Work required: Copy each record exactly, word for word.

Data excerpts:

#####

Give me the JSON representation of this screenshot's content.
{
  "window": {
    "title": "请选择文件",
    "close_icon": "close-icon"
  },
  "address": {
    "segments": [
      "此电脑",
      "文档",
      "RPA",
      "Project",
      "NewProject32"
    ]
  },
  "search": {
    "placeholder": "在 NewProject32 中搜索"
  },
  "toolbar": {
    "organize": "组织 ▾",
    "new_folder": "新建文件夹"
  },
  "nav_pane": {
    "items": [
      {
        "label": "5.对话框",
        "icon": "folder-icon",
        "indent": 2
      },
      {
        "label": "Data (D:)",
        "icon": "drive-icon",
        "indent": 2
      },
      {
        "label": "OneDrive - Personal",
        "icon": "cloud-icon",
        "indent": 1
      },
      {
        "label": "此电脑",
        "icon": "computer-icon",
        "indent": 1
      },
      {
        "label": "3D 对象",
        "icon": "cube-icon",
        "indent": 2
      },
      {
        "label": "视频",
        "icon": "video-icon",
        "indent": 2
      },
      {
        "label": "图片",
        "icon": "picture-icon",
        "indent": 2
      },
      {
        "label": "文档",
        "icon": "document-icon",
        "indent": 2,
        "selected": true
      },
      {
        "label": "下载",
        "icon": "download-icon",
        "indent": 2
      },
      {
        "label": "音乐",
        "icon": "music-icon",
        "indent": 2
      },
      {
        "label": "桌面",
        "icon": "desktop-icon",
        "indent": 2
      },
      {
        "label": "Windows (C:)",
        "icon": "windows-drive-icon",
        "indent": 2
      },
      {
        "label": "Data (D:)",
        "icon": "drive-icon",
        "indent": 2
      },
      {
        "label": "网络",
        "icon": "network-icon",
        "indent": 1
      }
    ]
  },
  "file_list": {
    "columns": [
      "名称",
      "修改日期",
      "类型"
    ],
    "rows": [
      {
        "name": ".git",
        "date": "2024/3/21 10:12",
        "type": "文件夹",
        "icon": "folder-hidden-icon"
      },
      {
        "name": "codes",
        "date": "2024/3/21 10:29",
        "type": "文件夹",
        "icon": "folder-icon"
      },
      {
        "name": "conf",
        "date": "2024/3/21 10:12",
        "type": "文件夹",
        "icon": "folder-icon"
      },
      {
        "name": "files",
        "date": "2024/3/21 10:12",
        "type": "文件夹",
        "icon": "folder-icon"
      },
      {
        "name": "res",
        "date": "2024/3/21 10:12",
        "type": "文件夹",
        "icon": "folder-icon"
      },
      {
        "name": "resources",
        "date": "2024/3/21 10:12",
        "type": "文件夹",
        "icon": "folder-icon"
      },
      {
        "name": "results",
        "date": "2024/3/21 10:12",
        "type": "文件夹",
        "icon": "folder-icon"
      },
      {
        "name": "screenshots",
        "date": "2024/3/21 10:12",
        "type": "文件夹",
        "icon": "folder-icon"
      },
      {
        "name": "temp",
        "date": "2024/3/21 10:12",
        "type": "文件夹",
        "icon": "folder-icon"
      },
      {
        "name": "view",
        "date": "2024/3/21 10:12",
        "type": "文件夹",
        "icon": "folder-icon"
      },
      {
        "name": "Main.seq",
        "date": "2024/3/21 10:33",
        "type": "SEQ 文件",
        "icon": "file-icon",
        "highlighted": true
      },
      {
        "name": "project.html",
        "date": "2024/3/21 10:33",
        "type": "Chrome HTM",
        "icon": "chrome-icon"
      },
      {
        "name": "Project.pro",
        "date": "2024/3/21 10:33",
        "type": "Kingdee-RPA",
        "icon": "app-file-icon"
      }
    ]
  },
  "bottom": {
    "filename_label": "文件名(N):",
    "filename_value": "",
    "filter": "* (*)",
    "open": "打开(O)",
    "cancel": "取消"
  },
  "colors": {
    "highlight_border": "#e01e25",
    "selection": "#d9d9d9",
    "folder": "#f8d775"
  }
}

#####

Answer space:
Give me the JSON representation of this screenshot's content.
{
  "window": {
    "title": "请选择文件",
    "close_icon": "close-icon"
  },
  "address": {
    "segments": [
      "此电脑",
      "文档",
      "RPA",
      "Project",
      "NewProject32"
    ]
  },
  "search": {
    "placeholder": "在 NewProject32 中搜索"
  },
  "toolbar": {
    "organize": "组织 ▾",
    "new_folder": "新建文件夹"
  },
  "nav_pane": {
    "items": [
      {
        "label": "5.对话框",
        "icon": "folder-icon",
        "indent": 2
      },
      {
        "label": "Data (D:)",
        "icon": "drive-icon",
        "indent": 2
      },
      {
        "label": "OneDrive - Personal",
        "icon": "cloud-icon",
        "indent": 1
      },
      {
        "label": "此电脑",
        "icon": "computer-icon",
        "indent": 1
      },
      {
        "label": "3D 对象",
        "icon": "cube-icon",
        "indent": 2
      },
      {
        "label": "视频",
        "icon": "video-icon",
        "indent": 2
      },
      {
        "label": "图片",
        "icon": "picture-icon",
        "indent": 2
      },
      {
        "label": "文档",
        "icon": "document-icon",
        "indent": 2,
        "selected": true
      },
      {
        "label": "下载",
        "icon": "download-icon",
        "indent": 2
      },
      {
        "label": "音乐",
        "icon": "music-icon",
        "indent": 2
      },
      {
        "label": "桌面",
        "icon": "desktop-icon",
        "indent": 2
      },
      {
        "label": "Windows (C:)",
        "icon": "windows-drive-icon",
        "indent": 2
      },
      {
        "label": "Data (D:)",
        "icon": "drive-icon",
        "indent": 2
      },
      {
        "label": "网络",
        "icon": "network-icon",
        "indent": 1
      }
    ]
  },
  "file_list": {
    "columns": [
      "名称",
      "修改日期",
      "类型"
    ],
    "rows": [
      {
        "name": ".git",
        "date": "2024/3/21 10:12",
        "type": "文件夹",
        "icon": "folder-hidden-icon"
      },
      {
        "name": "codes",
        "date": "2024/3/21 10:29",
        "type": "文件夹",
        "icon": "folder-icon"
      },
      {
        "name": "conf",
        "date": "2024/3/21 10:12",
        "type": "文件夹",
        "icon": "folder-icon"
      },
      {
        "name": "files",
        "date": "2024/3/21 10:12",
        "type": "文件夹",
        "icon": "folder-icon"
      },
      {
        "name": "res",
        "date": "2024/3/21 10:12",
        "type": "文件夹",
        "icon": "folder-icon"
      },
      {
        "name": "resources",
        "date": "2024/3/21 10:12",
        "type": "文件夹",
        "icon": "folder-icon"
      },
      {
        "name": "results",
        "date": "2024/3/21 10:12",
        "type": "文件夹",
        "icon": "folder-icon"
      },
      {
        "name": "screenshots",
        "date": "2024/3/21 10:12",
        "type": "文件夹",
        "icon": "folder-icon"
      },
      {
        "name": "temp",
        "date": "2024/3/21 10:12",
        "type": "文件夹",
        "icon": "folder-icon"
      },
      {
        "name": "view",
        "date": "2024/3/21 10:12",
        "type": "文件夹",
        "icon": "folder-icon"
      },
      {
        "name": "Main.seq",
        "date": "2024/3/21 10:33",
        "type": "SEQ 文件",
        "icon": "file-icon",
        "highlighted": true
      },
      {
        "name": "project.html",
        "date": "2024/3/21 10:33",
        "type": "Chrome HTM",
        "icon": "chrome-icon"
      },
      {
        "name": "Project.pro",
        "date": "2024/3/21 10:33",
        "type": "Kingdee-RPA",
        "icon": "app-file-icon"
      }
    ]
  },
  "bottom": {
    "filename_label": "文件名(N):",
    "filename_value": "",
    "filter": "* (*)",
    "open": "打开(O)",
    "cancel": "取消"
  },
  "colors": {
    "highlight_border": "#e01e25",
    "selection": "#d9d9d9",
    "folder": "#f8d775"
  }
}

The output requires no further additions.